> _Aim of the task_
What follows is a listing; restate all of it word for word.

> _The records_
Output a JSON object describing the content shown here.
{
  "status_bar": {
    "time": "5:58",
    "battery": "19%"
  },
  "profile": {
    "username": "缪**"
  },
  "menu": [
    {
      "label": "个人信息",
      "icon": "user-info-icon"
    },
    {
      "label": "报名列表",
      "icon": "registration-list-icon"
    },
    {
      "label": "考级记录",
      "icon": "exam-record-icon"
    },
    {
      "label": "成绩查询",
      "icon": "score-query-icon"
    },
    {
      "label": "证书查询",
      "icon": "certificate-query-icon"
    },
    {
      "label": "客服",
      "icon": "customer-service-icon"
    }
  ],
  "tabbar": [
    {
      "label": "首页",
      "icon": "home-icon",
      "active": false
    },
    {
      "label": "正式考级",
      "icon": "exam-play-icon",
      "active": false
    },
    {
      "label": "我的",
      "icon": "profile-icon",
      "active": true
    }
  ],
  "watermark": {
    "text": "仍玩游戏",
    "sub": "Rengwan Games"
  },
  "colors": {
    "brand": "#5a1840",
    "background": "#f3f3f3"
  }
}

> _Answer section_
Output a JSON object describing the content shown here.
{
  "status_bar": {
    "time": "5:58",
    "battery": "19%"
  },
  "profile": {
    "username": "缪**"
  },
  "menu": [
    {
      "label": "个人信息",
      "icon": "user-info-icon"
    },
    {
      "label": "报名列表",
      "icon": "registration-list-icon"
    },
    {
      "label": "考级记录",
      "icon": "exam-record-icon"
    },
    {
      "label": "成绩查询",
      "icon": "score-query-icon"
    },
    {
      "label": "证书查询",
      "icon": "certificate-query-icon"
    },
    {
      "label": "客服",
      "icon": "customer-service-icon"
    }
  ],
  "tabbar": [
    {
      "label": "首页",
      "icon": "home-icon",
      "active": false
    },
    {
      "label": "正式考级",
      "icon": "exam-play-icon",
      "active": false
    },
    {
      "label": "我的",
      "icon": "profile-icon",
      "active": true
    }
  ],
  "watermark": {
    "text": "仍玩游戏",
    "sub": "Rengwan Games"
  },
  "colors": {
    "brand": "#5a1840",
    "background": "#f3f3f3"
  }
}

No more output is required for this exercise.